It would immediately cut the value of existing land holdings by reducing how much, all else being equal, future buyers would be prepared to pay for it. Views differ on how big that effect would be.

After that one-off impact, a land tax would not reduce the relative attractiveness of rental property as an investment.

It would be hard on those who are asset-rich but cash poor, such as the retired and Maori incorporations, and there would be pressure to exempt farm land.

It would also compound distortions already embedded in local body rates.

An earlier attempt, by the 2001 McLeod tax review, to trade off a wealth tax that includes the family home for deep cuts in income tax rates, met ferocious opposition.

A land tax would have a narrower base and a lower rate but would probably get a similar reaction, especially from middle-income home-owners.

A third option, which could be targeted at rental property, would be to apply a version of McLeod's risk-free return method (RFRM).

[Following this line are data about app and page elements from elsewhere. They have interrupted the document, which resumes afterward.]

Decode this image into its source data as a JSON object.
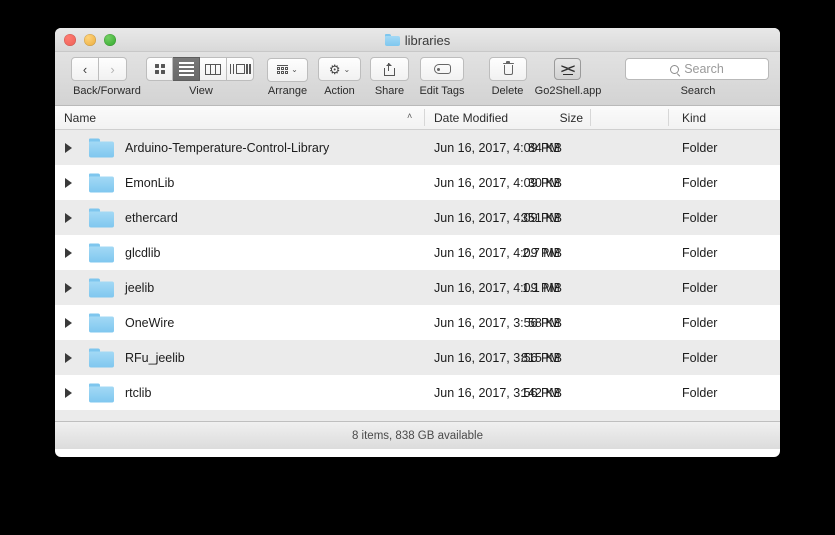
{
  "window": {
    "title": "libraries",
    "title_icon": "folder-icon",
    "traffic_lights": [
      {
        "name": "close-button",
        "color": "#ec5f56"
      },
      {
        "name": "minimize-button",
        "color": "#e9ab3c"
      },
      {
        "name": "zoom-button",
        "color": "#2fa62b"
      }
    ]
  },
  "toolbar": {
    "back_forward": {
      "label": "Back/Forward",
      "back_icon": "chevron-left-icon",
      "forward_icon": "chevron-right-icon",
      "back_glyph": "‹",
      "forward_glyph": "›",
      "forward_disabled": true
    },
    "view": {
      "label": "View",
      "modes": [
        {
          "name": "icon-view-button",
          "icon": "grid-icon",
          "selected": false
        },
        {
          "name": "list-view-button",
          "icon": "list-icon",
          "selected": true
        },
        {
          "name": "column-view-button",
          "icon": "columns-icon",
          "selected": false
        },
        {
          "name": "gallery-view-button",
          "icon": "coverflow-icon",
          "selected": false
        }
      ]
    },
    "arrange": {
      "label": "Arrange",
      "icon": "arrange-grid-icon",
      "caret": "⌄"
    },
    "action": {
      "label": "Action",
      "icon": "gear-icon",
      "glyph": "⚙",
      "caret": "⌄"
    },
    "share": {
      "label": "Share",
      "icon": "share-icon"
    },
    "edit_tags": {
      "label": "Edit Tags",
      "icon": "tag-icon"
    },
    "delete": {
      "label": "Delete",
      "icon": "trash-icon"
    },
    "go2shell": {
      "label": "Go2Shell.app",
      "icon": "terminal-icon",
      "glyph": "><"
    },
    "search": {
      "label": "Search",
      "placeholder": "Search",
      "value": "",
      "icon": "search-icon"
    }
  },
  "columns": [
    {
      "key": "name",
      "label": "Name",
      "sorted": true,
      "sort_caret": "˄"
    },
    {
      "key": "date",
      "label": "Date Modified"
    },
    {
      "key": "size",
      "label": "Size"
    },
    {
      "key": "kind",
      "label": "Kind"
    }
  ],
  "files": [
    {
      "name": "Arduino-Temperature-Control-Library",
      "date": "Jun 16, 2017, 4:09 PM",
      "size": "84 KB",
      "kind": "Folder",
      "icon": "folder-icon",
      "expandable": true
    },
    {
      "name": "EmonLib",
      "date": "Jun 16, 2017, 4:09 PM",
      "size": "30 KB",
      "kind": "Folder",
      "icon": "folder-icon",
      "expandable": true
    },
    {
      "name": "ethercard",
      "date": "Jun 16, 2017, 4:09 PM",
      "size": "351 KB",
      "kind": "Folder",
      "icon": "folder-icon",
      "expandable": true
    },
    {
      "name": "glcdlib",
      "date": "Jun 16, 2017, 4:09 PM",
      "size": "2.7 MB",
      "kind": "Folder",
      "icon": "folder-icon",
      "expandable": true
    },
    {
      "name": "jeelib",
      "date": "Jun 16, 2017, 4:09 PM",
      "size": "1.1 MB",
      "kind": "Folder",
      "icon": "folder-icon",
      "expandable": true
    },
    {
      "name": "OneWire",
      "date": "Jun 16, 2017, 3:56 PM",
      "size": "58 KB",
      "kind": "Folder",
      "icon": "folder-icon",
      "expandable": true
    },
    {
      "name": "RFu_jeelib",
      "date": "Jun 16, 2017, 3:56 PM",
      "size": "815 KB",
      "kind": "Folder",
      "icon": "folder-icon",
      "expandable": true
    },
    {
      "name": "rtclib",
      "date": "Jun 16, 2017, 3:56 PM",
      "size": "142 KB",
      "kind": "Folder",
      "icon": "folder-icon",
      "expandable": true
    }
  ],
  "status": {
    "text": "8 items, 838 GB available"
  },
  "colors": {
    "folder_blue": "#7fc7ef",
    "row_alt": "#ebebeb",
    "row_base": "#ffffff",
    "toolbar_top": "#e2e2e2",
    "toolbar_bottom": "#d3d3d3",
    "desktop": "#000000"
  }
}
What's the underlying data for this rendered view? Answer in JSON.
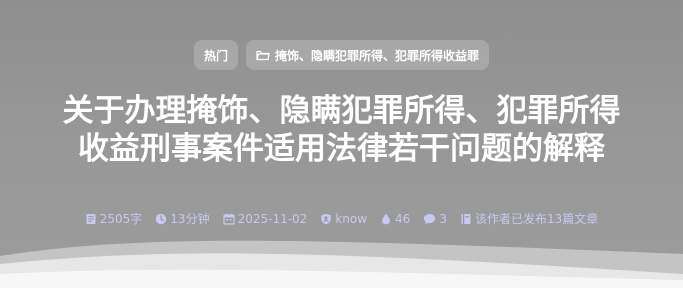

Instead of taxing a landlord's rental income and allowing a deduction for expenses including interest and depreciation, what would be taxed is a deemed return on the equity in the property.

It would be deemed to have earned the same income that sum would have earned if it had invested in a risk-free asset such as Government bonds and this what would be taxed.

The working group estimates this could bring in around $850 million a year, and more if holiday homes rented out for some of the year were included. But for so novel a tax such estimates need to be treated with caution.

Its critics point to the fact that property investors would have to pay the tax even in years when property values fell, and that if they are already cashflow-negative, the tax would compound that.

As with a capital gains tax on rental property, how it scored for vertical equity would depend on how far landlords could pass on increased liabilities to tenants.

The fourth option for lifting the tax take from property would be to deny a depreciation deduction for buildings. The working group questions having such a deduction for buildings which in fact increase in value.

Removing the depreciation on buildings would save revenue of up to $1.3 billion, it says, and it is the kind of tax change which could be implemented quickly.

It would take the Government a long way towards the estimated $1.6 billion cost of aligning the top personal, company, trust and PIE rates at 30 per cent.

But $1.3 billion is an rough upper boundary for the potential yield from scrapping building depreciation.

Deloittes, for instance, reckons that when due allowance is made for buildings such as industrial premises which do in fact depreciate, the yield might be only half that.

So while the tax review has given the Government plenty of options to consider, it hasn't given it easy ones.

Revenue-raising options:

Pro: GST is a robust and efficient tax, and shifting tax from incomes to spending might improve saving.

Con: It is very hard to prevent a rise in GST hitting those on lower incomes harder.


Pro: Potentially very lucrative, allowing more tax relief elsewhere.

Con: Lots of practical difficulties and the IRD, which would have to administer it, hates the idea.


Pro: Broad base, low rate and could bring in billions.

Con: Liable to be undermined by exemptions as in the past. Hard on the retired, Maori trusts and farmers.


Pro: Targeted at a sector that seems undertaxed now.

Con: Because it is based on equity, it could perversely encourage more gearing in the rental property sector. Could flow through to tenants.


Pro: Could be done quickly.

Con: It is not easy to distinguish buildings which do depreciate from those which don't.